From the entries below, copy out all lines holding "adipiscing".

ENTRIES PROVIDED
== Segment start ==

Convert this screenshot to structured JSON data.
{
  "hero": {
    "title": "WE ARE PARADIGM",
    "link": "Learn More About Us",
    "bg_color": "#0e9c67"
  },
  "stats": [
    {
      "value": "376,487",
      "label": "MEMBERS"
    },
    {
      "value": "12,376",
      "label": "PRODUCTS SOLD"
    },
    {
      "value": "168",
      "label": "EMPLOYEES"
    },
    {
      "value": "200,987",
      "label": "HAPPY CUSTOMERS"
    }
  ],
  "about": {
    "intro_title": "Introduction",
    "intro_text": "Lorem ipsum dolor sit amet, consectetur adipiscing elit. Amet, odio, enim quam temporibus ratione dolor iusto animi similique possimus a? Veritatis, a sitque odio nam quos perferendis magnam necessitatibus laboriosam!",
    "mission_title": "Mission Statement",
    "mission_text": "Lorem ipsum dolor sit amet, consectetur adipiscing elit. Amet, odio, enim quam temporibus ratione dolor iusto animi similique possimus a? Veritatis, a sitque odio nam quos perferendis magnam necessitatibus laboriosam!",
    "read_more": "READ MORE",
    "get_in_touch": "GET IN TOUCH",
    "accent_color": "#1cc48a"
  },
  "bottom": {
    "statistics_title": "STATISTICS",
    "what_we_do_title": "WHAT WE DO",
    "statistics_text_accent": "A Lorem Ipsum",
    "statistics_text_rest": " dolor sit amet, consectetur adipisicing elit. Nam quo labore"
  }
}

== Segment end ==

RESULT OF THIS EXERCISE
    "intro_text": "Lorem ipsum dolor sit amet, consectetur adipiscing elit. Amet, odio, enim quam temporibus ratione dolor iusto animi similique possimus a? Veritatis, a sitque odio nam quos perferendis magnam necessitatibus laboriosam!",
    "mission_text": "Lorem ipsum dolor sit amet, consectetur adipiscing elit. Amet, odio, enim quam temporibus ratione dolor iusto animi similique possimus a? Veritatis, a sitque odio nam quos perferendis magnam necessitatibus laboriosam!",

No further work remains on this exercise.